This May marks a milestone for the Mental Health Association in Niagara County (MHA): they are celebrating 50 years of service to the community of Niagara County. MHA invites the public to join them in celebration at a reception on May 13th, from 6:00 to 8:30 p.m., at the Tuscarora Inn on Walnut Street in Lockport. The evening will feature hors d’oeuvres, live music, cash bar, a short ceremony and the opportunity to meet our staff and Board of Directors. Tickets are $25, and the MHA requests an RSVP by May 6th.

During the past 50 years, many changes have taken place concerning those with a mental illness and those who provide care for them. In the early 1960’s, there were more than 500,000 individuals locked up in mental institutions throughout America. Because of several changes in mental health and labor laws many doors to asylums were closed leaving thousands of individuals on their own, many for the first time in their lives. Many had no family or friends to turn to. Some wandered and found themselves in homeless shelters, nursing homes, on the streets, and in many instances, in the judicial system.

The MHA has worked diligently to provide the best services available for those with a mental illness, even extending support services to their families. Last year alone, the MHA served more than 98,000 people through their programs and services, including Compeer, In-Home-Respite, various support groups, our information and referral services, educational presentations and trainings, and online resources including our website, Twitter and Facebook pages.

They are proud to be a Peer-Led Agency with an open door policy. Most services are free of charge and every effort is made to go where services are needed. Presentations are provided on the topics of anger management, domestic violence, self-esteem, bullying, suicide prevention, healthy living and much more. These presentations can be scaled to reach individuals as well as larger groups.

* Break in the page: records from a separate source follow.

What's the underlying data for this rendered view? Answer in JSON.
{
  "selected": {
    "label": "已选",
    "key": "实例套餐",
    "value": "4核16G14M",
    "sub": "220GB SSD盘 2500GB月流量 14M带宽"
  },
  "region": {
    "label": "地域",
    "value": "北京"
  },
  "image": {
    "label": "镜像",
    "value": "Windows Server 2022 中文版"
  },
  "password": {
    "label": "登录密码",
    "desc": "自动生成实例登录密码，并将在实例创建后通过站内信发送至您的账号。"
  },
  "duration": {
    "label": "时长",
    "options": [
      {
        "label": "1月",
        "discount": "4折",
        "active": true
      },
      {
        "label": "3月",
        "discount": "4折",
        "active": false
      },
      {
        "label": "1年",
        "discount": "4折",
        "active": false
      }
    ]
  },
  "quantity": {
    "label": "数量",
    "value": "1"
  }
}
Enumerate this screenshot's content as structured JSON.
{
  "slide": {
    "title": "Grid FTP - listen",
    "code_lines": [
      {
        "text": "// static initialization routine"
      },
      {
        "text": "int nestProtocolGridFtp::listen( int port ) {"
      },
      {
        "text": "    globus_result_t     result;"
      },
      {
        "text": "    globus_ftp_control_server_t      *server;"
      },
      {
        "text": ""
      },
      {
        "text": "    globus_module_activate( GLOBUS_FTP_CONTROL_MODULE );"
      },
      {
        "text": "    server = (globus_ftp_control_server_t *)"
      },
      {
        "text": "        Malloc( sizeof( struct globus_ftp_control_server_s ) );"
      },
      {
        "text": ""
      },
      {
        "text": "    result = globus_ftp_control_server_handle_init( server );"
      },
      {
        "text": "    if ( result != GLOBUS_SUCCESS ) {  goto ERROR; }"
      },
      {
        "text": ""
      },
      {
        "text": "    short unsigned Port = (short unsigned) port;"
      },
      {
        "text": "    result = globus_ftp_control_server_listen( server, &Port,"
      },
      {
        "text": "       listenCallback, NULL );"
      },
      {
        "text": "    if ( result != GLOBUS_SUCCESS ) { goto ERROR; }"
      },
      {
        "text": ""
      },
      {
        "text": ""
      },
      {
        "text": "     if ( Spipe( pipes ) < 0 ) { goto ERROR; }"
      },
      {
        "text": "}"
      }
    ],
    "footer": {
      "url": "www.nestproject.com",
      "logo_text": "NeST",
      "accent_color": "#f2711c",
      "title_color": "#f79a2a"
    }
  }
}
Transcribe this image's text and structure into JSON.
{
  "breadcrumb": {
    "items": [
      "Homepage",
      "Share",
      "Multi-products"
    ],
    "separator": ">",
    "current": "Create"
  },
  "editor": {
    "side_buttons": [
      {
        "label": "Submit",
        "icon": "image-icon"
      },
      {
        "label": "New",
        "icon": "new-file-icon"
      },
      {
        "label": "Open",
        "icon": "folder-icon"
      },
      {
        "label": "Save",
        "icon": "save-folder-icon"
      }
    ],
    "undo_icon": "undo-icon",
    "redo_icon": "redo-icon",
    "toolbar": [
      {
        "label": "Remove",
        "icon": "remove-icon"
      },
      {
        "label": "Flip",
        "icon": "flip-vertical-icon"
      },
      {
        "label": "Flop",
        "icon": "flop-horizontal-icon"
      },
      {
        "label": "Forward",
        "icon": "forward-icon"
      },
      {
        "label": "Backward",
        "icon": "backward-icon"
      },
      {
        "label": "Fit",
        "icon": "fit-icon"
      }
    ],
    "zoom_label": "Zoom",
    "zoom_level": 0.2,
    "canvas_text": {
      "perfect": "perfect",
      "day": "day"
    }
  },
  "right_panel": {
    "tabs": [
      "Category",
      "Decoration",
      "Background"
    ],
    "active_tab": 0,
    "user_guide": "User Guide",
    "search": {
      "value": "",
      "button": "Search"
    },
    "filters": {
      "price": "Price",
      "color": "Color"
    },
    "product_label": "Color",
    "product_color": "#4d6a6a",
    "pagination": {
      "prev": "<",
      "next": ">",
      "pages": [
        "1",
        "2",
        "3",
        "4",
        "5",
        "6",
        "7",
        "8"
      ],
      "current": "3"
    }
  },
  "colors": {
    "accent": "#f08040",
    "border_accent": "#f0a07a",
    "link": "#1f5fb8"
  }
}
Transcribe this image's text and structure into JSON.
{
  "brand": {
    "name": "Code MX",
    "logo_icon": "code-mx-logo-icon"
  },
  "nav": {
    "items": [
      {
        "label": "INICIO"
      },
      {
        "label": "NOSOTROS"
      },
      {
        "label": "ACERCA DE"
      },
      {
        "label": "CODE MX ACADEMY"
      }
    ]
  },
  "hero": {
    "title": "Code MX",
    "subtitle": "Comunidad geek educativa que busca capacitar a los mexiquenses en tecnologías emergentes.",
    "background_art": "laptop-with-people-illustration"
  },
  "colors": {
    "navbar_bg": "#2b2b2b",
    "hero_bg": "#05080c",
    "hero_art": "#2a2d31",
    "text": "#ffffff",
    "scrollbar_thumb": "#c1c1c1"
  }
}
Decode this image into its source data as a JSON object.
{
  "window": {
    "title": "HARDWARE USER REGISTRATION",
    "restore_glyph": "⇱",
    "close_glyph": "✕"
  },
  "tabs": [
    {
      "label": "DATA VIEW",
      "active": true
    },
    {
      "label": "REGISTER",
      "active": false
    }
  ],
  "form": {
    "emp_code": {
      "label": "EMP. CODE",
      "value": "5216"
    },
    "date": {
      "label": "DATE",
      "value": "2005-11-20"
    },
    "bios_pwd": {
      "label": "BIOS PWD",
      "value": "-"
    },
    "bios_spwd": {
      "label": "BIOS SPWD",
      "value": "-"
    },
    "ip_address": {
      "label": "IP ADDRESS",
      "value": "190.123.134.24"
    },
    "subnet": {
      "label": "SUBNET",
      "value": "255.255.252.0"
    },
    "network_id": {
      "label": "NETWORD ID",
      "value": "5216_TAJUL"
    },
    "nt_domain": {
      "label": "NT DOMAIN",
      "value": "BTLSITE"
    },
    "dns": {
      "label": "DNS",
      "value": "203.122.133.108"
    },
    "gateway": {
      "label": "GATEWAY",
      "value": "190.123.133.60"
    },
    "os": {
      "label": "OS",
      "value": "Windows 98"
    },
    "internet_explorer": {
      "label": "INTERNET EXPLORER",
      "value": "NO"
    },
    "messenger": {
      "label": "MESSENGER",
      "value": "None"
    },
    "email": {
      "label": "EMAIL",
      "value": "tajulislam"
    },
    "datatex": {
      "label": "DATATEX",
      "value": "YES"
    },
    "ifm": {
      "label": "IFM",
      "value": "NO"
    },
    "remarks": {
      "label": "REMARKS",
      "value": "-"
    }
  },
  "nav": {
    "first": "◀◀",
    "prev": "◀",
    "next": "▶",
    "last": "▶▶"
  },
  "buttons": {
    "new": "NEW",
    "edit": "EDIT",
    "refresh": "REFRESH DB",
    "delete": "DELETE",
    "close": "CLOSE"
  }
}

The MHA seeks to have the most accurate, up-to-date, professional information and referral program available. Since 1981, the MHA has published and distributed tens-of-thousands of Help Books, a pocket-sized directory of community services now in its 28th edition. Together with the Help Line and website, and through its partnership with the Niagara County Department of Mental Health, the MHA is able to offer information and referral 24-hours a day, 7 days a week.

MHA is very fortunate to receive funding through the United Way of Greater Niagara, the United Way of the Tonawanda’s, the Niagara County Department of Mental Health, private donations, membership fees and grants. MHA looks forward to continuing to provide essential programs and services to Niagara County residents for many more years.